(Excerpts from a dataset)
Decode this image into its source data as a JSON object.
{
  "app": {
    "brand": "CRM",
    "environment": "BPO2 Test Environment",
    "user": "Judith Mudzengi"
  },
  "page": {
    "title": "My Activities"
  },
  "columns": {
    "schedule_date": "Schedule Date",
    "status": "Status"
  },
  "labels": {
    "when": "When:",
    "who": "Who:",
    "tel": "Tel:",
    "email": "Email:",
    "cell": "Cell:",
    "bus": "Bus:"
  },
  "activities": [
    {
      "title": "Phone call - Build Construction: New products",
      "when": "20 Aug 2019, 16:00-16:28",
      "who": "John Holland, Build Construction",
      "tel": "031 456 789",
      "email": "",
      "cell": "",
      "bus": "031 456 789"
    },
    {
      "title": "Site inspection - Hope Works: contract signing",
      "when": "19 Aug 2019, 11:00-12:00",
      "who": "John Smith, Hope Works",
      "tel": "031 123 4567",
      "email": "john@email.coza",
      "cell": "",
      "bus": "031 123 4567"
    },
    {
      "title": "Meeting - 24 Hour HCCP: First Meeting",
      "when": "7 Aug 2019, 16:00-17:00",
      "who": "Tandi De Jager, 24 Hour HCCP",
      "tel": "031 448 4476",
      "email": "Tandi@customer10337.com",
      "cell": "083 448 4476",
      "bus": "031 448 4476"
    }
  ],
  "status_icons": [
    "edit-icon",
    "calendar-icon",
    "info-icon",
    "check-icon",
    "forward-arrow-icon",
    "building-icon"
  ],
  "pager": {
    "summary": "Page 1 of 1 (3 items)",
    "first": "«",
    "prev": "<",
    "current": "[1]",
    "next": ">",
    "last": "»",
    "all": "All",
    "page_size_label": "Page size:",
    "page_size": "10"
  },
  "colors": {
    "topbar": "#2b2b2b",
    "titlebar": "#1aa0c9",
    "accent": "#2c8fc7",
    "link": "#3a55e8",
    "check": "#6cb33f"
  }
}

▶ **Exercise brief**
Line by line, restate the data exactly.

▶ **Solved problem**
Decode this image into its source data as a JSON object.
{
  "app": {
    "brand": "CRM",
    "environment": "BPO2 Test Environment",
    "user": "Judith Mudzengi"
  },
  "page": {
    "title": "My Activities"
  },
  "columns": {
    "schedule_date": "Schedule Date",
    "status": "Status"
  },
  "labels": {
    "when": "When:",
    "who": "Who:",
    "tel": "Tel:",
    "email": "Email:",
    "cell": "Cell:",
    "bus": "Bus:"
  },
  "activities": [
    {
      "title": "Phone call - Build Construction: New products",
      "when": "20 Aug 2019, 16:00-16:28",
      "who": "John Holland, Build Construction",
      "tel": "031 456 789",
      "email": "",
      "cell": "",
      "bus": "031 456 789"
    },
    {
      "title": "Site inspection - Hope Works: contract signing",
      "when": "19 Aug 2019, 11:00-12:00",
      "who": "John Smith, Hope Works",
      "tel": "031 123 4567",
      "email": "john@email.coza",
      "cell": "",
      "bus": "031 123 4567"
    },
    {
      "title": "Meeting - 24 Hour HCCP: First Meeting",
      "when": "7 Aug 2019, 16:00-17:00",
      "who": "Tandi De Jager, 24 Hour HCCP",
      "tel": "031 448 4476",
      "email": "Tandi@customer10337.com",
      "cell": "083 448 4476",
      "bus": "031 448 4476"
    }
  ],
  "status_icons": [
    "edit-icon",
    "calendar-icon",
    "info-icon",
    "check-icon",
    "forward-arrow-icon",
    "building-icon"
  ],
  "pager": {
    "summary": "Page 1 of 1 (3 items)",
    "first": "«",
    "prev": "<",
    "current": "[1]",
    "next": ">",
    "last": "»",
    "all": "All",
    "page_size_label": "Page size:",
    "page_size": "10"
  },
  "colors": {
    "topbar": "#2b2b2b",
    "titlebar": "#1aa0c9",
    "accent": "#2c8fc7",
    "link": "#3a55e8",
    "check": "#6cb33f"
  }
}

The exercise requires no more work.